With they key! SISSIES!
Props to blackperson for her brilliant Stop the Madness Campaign where I picked up this nifty icon.
After listening to those old EPMD, Brand Nubian, and X-clan records that I bought last week I couldn't agree more. Ever since the rise of gangster rap in the 90's, I've increasingly been dismayed with what passes for hip-hop these days. I was thinking about this as I was listening to those records this past week. I really enjoyed the music of the hip-hop community back in the late 80's and early 90's, a good deal of them from the Five Percent Nation Of Islam school of politics and religion. (Boogie Down Productions, Public Enemy, Poor Righteous Teachers, Eric B and Rakim, MC Lyte, A Tribe Called Quest, De La Soul). While I don't always identify with their politics, nor their oft militant persuasion, I loved the way they approached their sound and the skill with which they manipulated language and audio samples. By having their identity wrapped up in the role of teacher, the lyrics tended to be very astute and they took the possibilities of rhyming structures to levels that hadn't been dreamed of yet.

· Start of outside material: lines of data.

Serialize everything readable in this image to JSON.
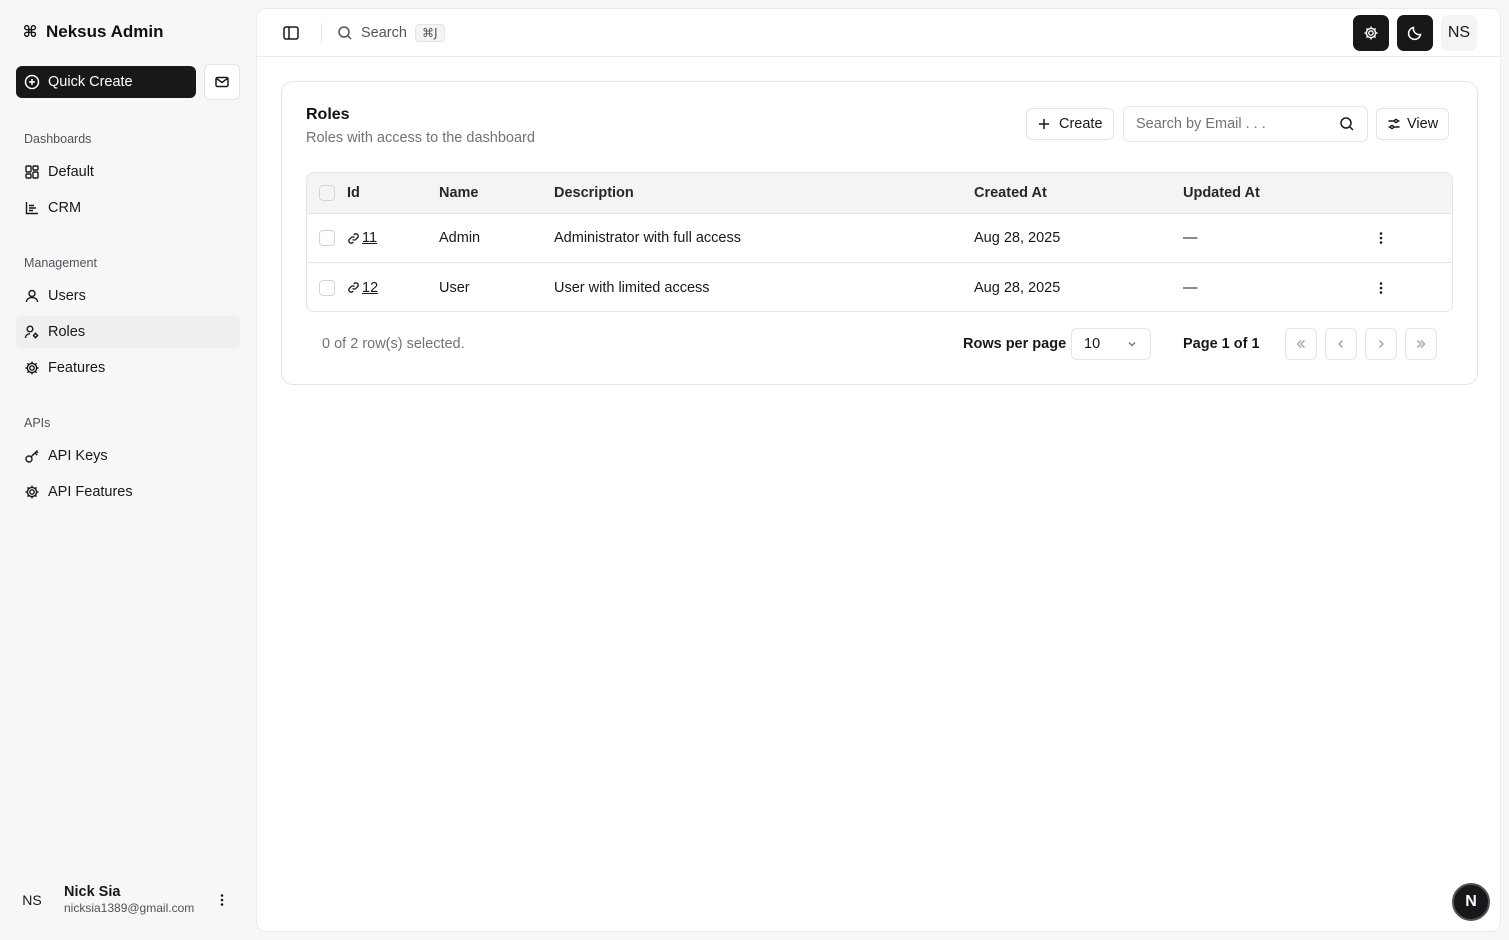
{
  "app": {
    "title": "Neksus Admin"
  },
  "sidebar": {
    "quick_create_label": "Quick Create",
    "groups": [
      {
        "label": "Dashboards",
        "items": [
          {
            "label": "Default"
          },
          {
            "label": "CRM"
          }
        ]
      },
      {
        "label": "Management",
        "items": [
          {
            "label": "Users"
          },
          {
            "label": "Roles",
            "active": true
          },
          {
            "label": "Features"
          }
        ]
      },
      {
        "label": "APIs",
        "items": [
          {
            "label": "API Keys"
          },
          {
            "label": "API Features"
          }
        ]
      }
    ],
    "user": {
      "initials": "NS",
      "name": "Nick Sia",
      "email": "nicksia1389@gmail.com"
    }
  },
  "topbar": {
    "search_label": "Search",
    "search_shortcut": "⌘J",
    "avatar_initials": "NS"
  },
  "card": {
    "title": "Roles",
    "description": "Roles with access to the dashboard",
    "create_label": "Create",
    "search_placeholder": "Search by Email . . .",
    "view_label": "View"
  },
  "table": {
    "columns": [
      "Id",
      "Name",
      "Description",
      "Created At",
      "Updated At"
    ],
    "rows": [
      {
        "id": "11",
        "name": "Admin",
        "description": "Administrator with full access",
        "created_at": "Aug 28, 2025",
        "updated_at": "—"
      },
      {
        "id": "12",
        "name": "User",
        "description": "User with limited access",
        "created_at": "Aug 28, 2025",
        "updated_at": "—"
      }
    ]
  },
  "footer": {
    "selected_text": "0 of 2 row(s) selected.",
    "rows_per_page_label": "Rows per page",
    "rows_per_page_value": "10",
    "page_label": "Page 1 of 1"
  },
  "floating": {
    "label": "N"
  },
  "colors": {
    "primary": "#18181b",
    "border": "#e4e4e7",
    "muted_text": "#71717a",
    "header_bg": "#f4f4f5"
  }
}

I can remember the first time I head PRT's "Holy Intellect" and remember just being blown away by not only the lyrical structure, but the rate at which it was rattled off.
Paris... anyone remember him?
P-dog, back to break 'em off somethin'
And never frontin' 'cause the rhymes keep comin'
Like lotto 'cause I'm in it to win it, I never lose
Never singin' but swingin' and bringin' nothin' but bad news
or Das Efx?
Bum stiggedy bum stiggedy bum, hon,
I got the old pa-rum-pum-pum-pum
But I can fe-fi-fo-fum, diddly-bum, here I come
So peter piper, I’m hyper than pinochio’s nose
I’m the supercalafragilistic tic-tac pro
Yeah, somebody Stop the Madness... and bring back the real hip-hop.